disgusted, or for whom I feel the most empathy.
I pick one and look at what parts of my own soul they reflect.
Its not an easy meditation, but it makes for an amazing Easter.
This quote from Carl Jung always helps to prepare me for the experience:
“The acceptance of oneself is the essence of the whole moral problem and the epitome of
a whole outlook on life.”
That I feed the hungry, that I forgive an insult, that I love my enemy in the name of
Christ – all these are undoubtedly great virtues. What I do unto the least of my brethren,
that I do unto Christ.
But what if I should discover that the least among them all, the poorest of all the beggars,

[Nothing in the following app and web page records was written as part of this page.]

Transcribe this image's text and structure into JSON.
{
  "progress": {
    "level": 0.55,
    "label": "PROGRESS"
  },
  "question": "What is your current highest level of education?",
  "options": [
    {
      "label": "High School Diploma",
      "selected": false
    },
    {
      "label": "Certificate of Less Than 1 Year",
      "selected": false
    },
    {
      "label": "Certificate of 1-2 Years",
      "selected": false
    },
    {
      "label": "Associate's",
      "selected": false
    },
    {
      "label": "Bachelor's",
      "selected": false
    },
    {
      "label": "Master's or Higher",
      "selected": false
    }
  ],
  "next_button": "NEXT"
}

the most impudent of all the offenders, the very enemy himself – that these are within me,
and that I myself stand in need of the alms of my own kindness – that I myself am the
enemy who must be loved – what then?
As a rule, the Christian’s attitude is then reversed; there is no longer any question of love
or long-suffering; we say to the brother within us, “Raca,” and condemn and rage against
ourselves. We hide it from the world; we refuse to admit ever having met this least
among the lowly in ourselves.”
C.G. Jung, Memories, Dreams and Reflections.